It was against the background of the Grenfell Tower accident occurred in London that the European Parliament in its plenary session, on the 13th September 2017, debated the topic of fire safety in buildings.
Elzbieta Bienkowska, Commissioner for DG Grow, opened the discussion, pointing out that, while regulations on individual construction products is an EU-level responsibility through the Construction Products Regulation (CPR), it is each Member State which, through subsidiarity, is responsible for regulations on buildings. She said that there is no evidence that, in general, acceptable safety levels for buildings are not being met and that, therefore, there is no justification for EU-level intervention in national Building Regulations. She pointed out that the Energy Performance of Buildings Directive (EPBD), which required a 20 % improvement of energy performance, has brought in new types of cladding, indicating that the pressure has come from the perhaps unexpected consequences of the EPBD, rather than from a failure of the CPR.
Mrs Bienkowska added that product assessment under the CPR does not cover the toxicity of smoke emitted from burning products (the CPR assesses only the quantity of smoke production). She also highlighted that the CPR system does not cover any assessment of fire in facades. Both of these areas are being studied under DG Grow-funded projects which should report in October 2017.

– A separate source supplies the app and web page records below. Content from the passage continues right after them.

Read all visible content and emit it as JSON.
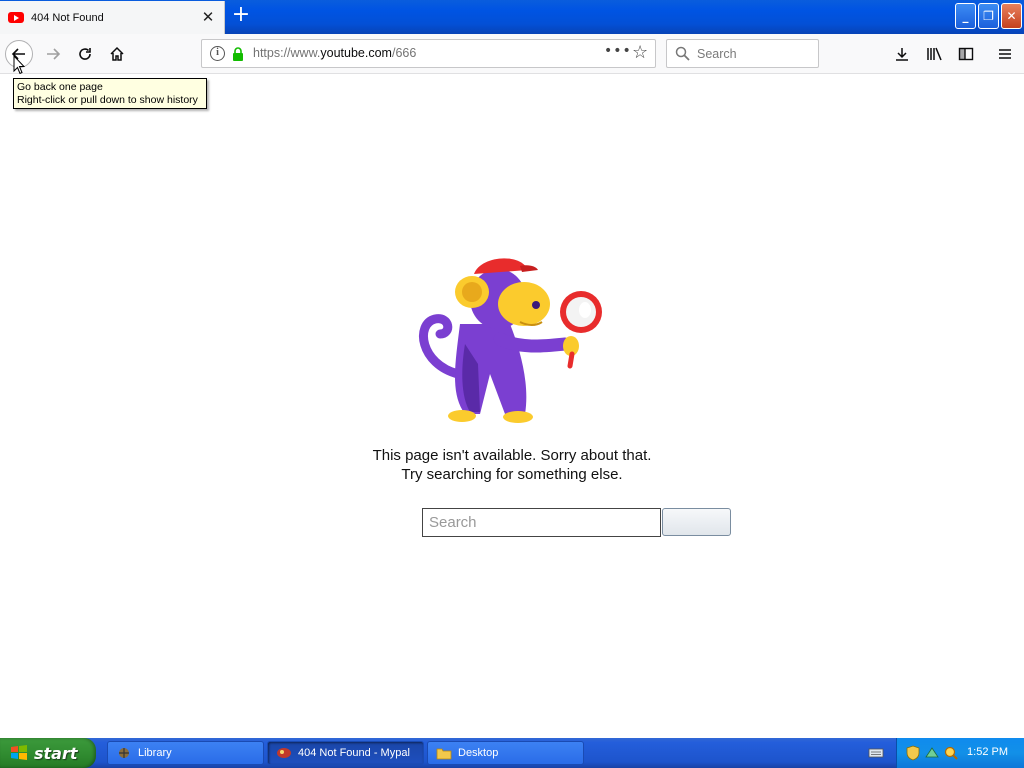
{
  "browser": {
    "tab": {
      "title": "404 Not Found",
      "favicon": "youtube-favicon-icon",
      "close_glyph": "✕"
    },
    "new_tab_glyph": "+",
    "window_controls": {
      "minimize": "_",
      "maximize": "❐",
      "close": "✕"
    },
    "url": {
      "prefix": "https://www.",
      "domain": "youtube.com",
      "path": "/666"
    },
    "page_actions_glyph": "•••",
    "search_placeholder": "Search",
    "tooltip": {
      "line1": "Go back one page",
      "line2": "Right-click or pull down to show history"
    }
  },
  "page": {
    "message_line1": "This page isn't available. Sorry about that.",
    "message_line2": "Try searching for something else.",
    "search_placeholder": "Search",
    "search_button_label": ""
  },
  "taskbar": {
    "start_label": "start",
    "items": [
      {
        "label": "Library",
        "icon": "library-icon"
      },
      {
        "label": "404 Not Found - Mypal",
        "icon": "mypal-icon"
      },
      {
        "label": "Desktop",
        "icon": "folder-icon"
      }
    ],
    "clock": "1:52 PM"
  },
  "colors": {
    "accent_blue": "#0054e3",
    "youtube_red": "#ff0000",
    "monkey_purple": "#7b3fd1",
    "monkey_yellow": "#fbcb2d",
    "lock_green": "#12bc00"
  }
}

She announced that the Commission will set up, with its first meeting on the 16th October 2017, a Fire Information Exchange Platform, the intention of which is to share experience and best practice related to, for example, fire accidents, fire safety practices, Fire Safety Engineering and experience of new products. In summary, she sees the Commission as a facilitator, rather than as a regulator, in efforts, outside the CPR, to address the Grenfell Tower tragedy.
The Council of Ministers took a similar position to DG Grow, i.e. that there is no current need for EU-level intervention in (national) building regulations, but he added that the Council would consider action should the Commission suggest it.
MEPs intervened for the remainder of the debate. Many stated that a Grenfell-type tragedy must not be allowed to happen again; although accidents can never be avoided by regulatory or any other type of action; the best that can be achieved is a reduction in the risk of accidents occurring and a reduction in their severity when they do occur. A number of common themes emerged:
- smoke toxicity needs to be added as a regulatory requirement on construction products, and a mandate issued to CEN to develop standards for this,
- the needs for a specific EU-level façade fire test, allowing products and systems to be tested in realistic end-use conditions.
There was some limited support for the use of sprinklers (already compulsory in some Member States for new buildings) and many positions in favour of the Commission’s Information Sharing initiative. There were a few calls for EU-level regulatory action.
Some MEPs pointed out the impetus to use new products created by the EBPD (stating that Grenfell Tower was originally built with inert cladding), others praised the fire brigades and some asked whether fire regulations are outdated/inadequate and whether existing regulations had been met.
A few individual positions were expressed regarding:
- the problems of single staircases in high-rise buildings,
- a request that high fire safety levels in Germany, Austria and Switzerland to be applied throughout the EU,
- a few calls for the use of only non-flammable products, changed attitudes towards social housing in general, the interests of the disabled to be considered, and a rethinking of the contracting-out of maintenance operations by local councils.